“Why would I feel guilty? It's not a useful emotion. I use my houses and love having them. I am grateful I have made money,” he told the paper. “I appreciate it because I spent much time without it. I use my money well. I am not a billionaire. I am very well off and I am certainly not complaining. I was not given it. I earned it through hard work and it was hard work. You try singing for two hours, getting on a plane every day. It's hard, but I love it.”

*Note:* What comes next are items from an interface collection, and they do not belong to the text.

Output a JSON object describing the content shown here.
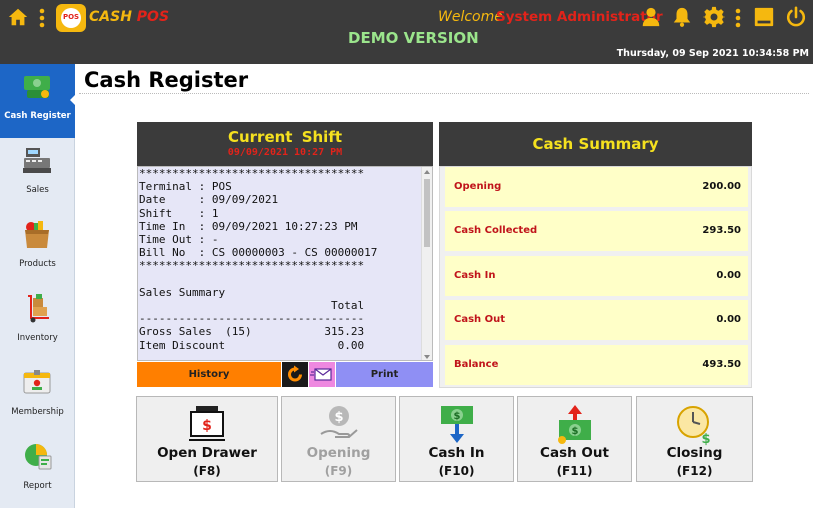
{
  "header": {
    "brand_cash": "CASH",
    "brand_pos": "POS",
    "logo_text": "POS",
    "welcome": "Welcome",
    "user": "System Administrator",
    "demo": "DEMO VERSION",
    "datetime": "Thursday, 09 Sep 2021 10:34:58 PM",
    "icons": [
      "home-icon",
      "menu-icon",
      "user-icon",
      "bell-icon",
      "gear-icon",
      "menu-icon",
      "minimize-icon",
      "power-icon"
    ]
  },
  "sidebar": {
    "items": [
      {
        "label": "Cash Register",
        "icon": "cash-register-icon",
        "active": true
      },
      {
        "label": "Sales",
        "icon": "cash-machine-icon",
        "active": false
      },
      {
        "label": "Products",
        "icon": "grocery-bag-icon",
        "active": false
      },
      {
        "label": "Inventory",
        "icon": "hand-truck-icon",
        "active": false
      },
      {
        "label": "Membership",
        "icon": "id-card-icon",
        "active": false
      },
      {
        "label": "Report",
        "icon": "report-icon",
        "active": false
      }
    ]
  },
  "page": {
    "title": "Cash Register"
  },
  "shift": {
    "title": "Current Shift",
    "datetime": "09/09/2021 10:27 PM",
    "receipt_lines": [
      "**********************************",
      "Terminal : POS",
      "Date     : 09/09/2021",
      "Shift    : 1",
      "Time In  : 09/09/2021 10:27:23 PM",
      "Time Out : -",
      "Bill No  : CS 00000003 - CS 00000017",
      "**********************************",
      "",
      "Sales Summary",
      "                             Total",
      "----------------------------------",
      "Gross Sales  (15)           315.23",
      "Item Discount                 0.00"
    ],
    "history_label": "History",
    "print_label": "Print"
  },
  "summary": {
    "title": "Cash Summary",
    "rows": [
      {
        "label": "Opening",
        "value": "200.00"
      },
      {
        "label": "Cash Collected",
        "value": "293.50"
      },
      {
        "label": "Cash In",
        "value": "0.00"
      },
      {
        "label": "Cash Out",
        "value": "0.00"
      },
      {
        "label": "Balance",
        "value": "493.50"
      }
    ]
  },
  "actions": [
    {
      "label": "Open Drawer",
      "key": "(F8)",
      "icon": "drawer-icon",
      "enabled": true
    },
    {
      "label": "Opening",
      "key": "(F9)",
      "icon": "money-hand-icon",
      "enabled": false
    },
    {
      "label": "Cash In",
      "key": "(F10)",
      "icon": "cash-in-icon",
      "enabled": true
    },
    {
      "label": "Cash Out",
      "key": "(F11)",
      "icon": "cash-out-icon",
      "enabled": true
    },
    {
      "label": "Closing",
      "key": "(F12)",
      "icon": "clock-money-icon",
      "enabled": true
    }
  ],
  "colors": {
    "accent": "#1d66c6",
    "topbar": "#3b3b3b",
    "gold": "#f5b80f",
    "red": "#e2231a",
    "summary_row": "#ffffc8"
  }
}
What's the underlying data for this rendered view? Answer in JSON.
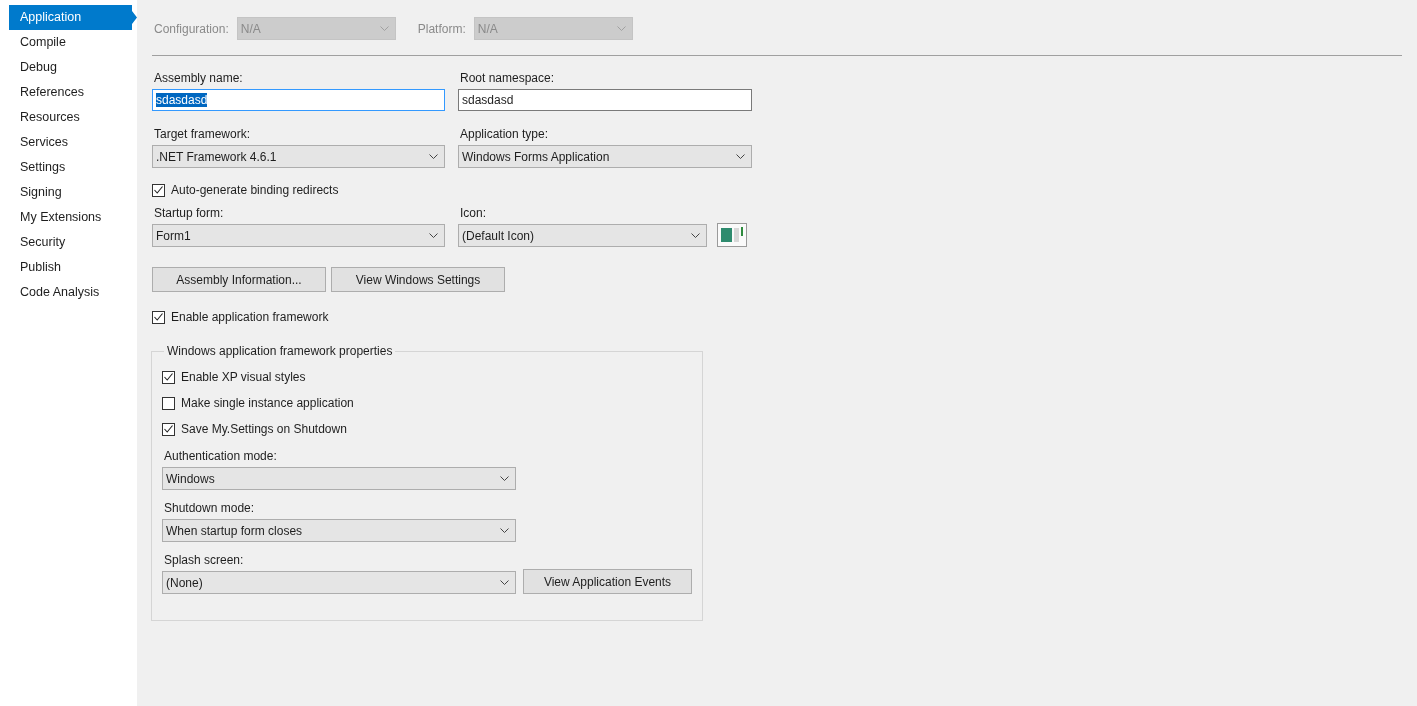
{
  "sidebar": {
    "items": [
      {
        "label": "Application",
        "selected": true
      },
      {
        "label": "Compile",
        "selected": false
      },
      {
        "label": "Debug",
        "selected": false
      },
      {
        "label": "References",
        "selected": false
      },
      {
        "label": "Resources",
        "selected": false
      },
      {
        "label": "Services",
        "selected": false
      },
      {
        "label": "Settings",
        "selected": false
      },
      {
        "label": "Signing",
        "selected": false
      },
      {
        "label": "My Extensions",
        "selected": false
      },
      {
        "label": "Security",
        "selected": false
      },
      {
        "label": "Publish",
        "selected": false
      },
      {
        "label": "Code Analysis",
        "selected": false
      }
    ]
  },
  "config_bar": {
    "disabled": true,
    "configuration_label": "Configuration:",
    "configuration_value": "N/A",
    "platform_label": "Platform:",
    "platform_value": "N/A"
  },
  "assembly_name": {
    "label": "Assembly name:",
    "value": "sdasdasd",
    "text_selected": true
  },
  "root_namespace": {
    "label": "Root namespace:",
    "value": "sdasdasd",
    "text_selected": false
  },
  "target_framework": {
    "label": "Target framework:",
    "value": ".NET Framework 4.6.1"
  },
  "application_type": {
    "label": "Application type:",
    "value": "Windows Forms Application"
  },
  "binding_redirects": {
    "label": "Auto-generate binding redirects",
    "checked": true
  },
  "startup_form": {
    "label": "Startup form:",
    "value": "Form1"
  },
  "icon": {
    "label": "Icon:",
    "value": "(Default Icon)"
  },
  "buttons": [
    "Assembly Information...",
    "View Windows Settings"
  ],
  "enable_framework": {
    "label": "Enable application framework",
    "checked": true
  },
  "framework_group": {
    "title": "Windows application framework properties",
    "options": [
      {
        "label": "Enable XP visual styles",
        "checked": true
      },
      {
        "label": "Make single instance application",
        "checked": false
      },
      {
        "label": "Save My.Settings on Shutdown",
        "checked": true
      }
    ],
    "authentication_mode": {
      "label": "Authentication mode:",
      "value": "Windows"
    },
    "shutdown_mode": {
      "label": "Shutdown mode:",
      "value": "When startup form closes"
    },
    "splash_screen": {
      "label": "Splash screen:",
      "value": "(None)"
    },
    "events_button": "View Application Events"
  }
}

Watch video of Sting performing “The Last Ship” from his PBS special in February: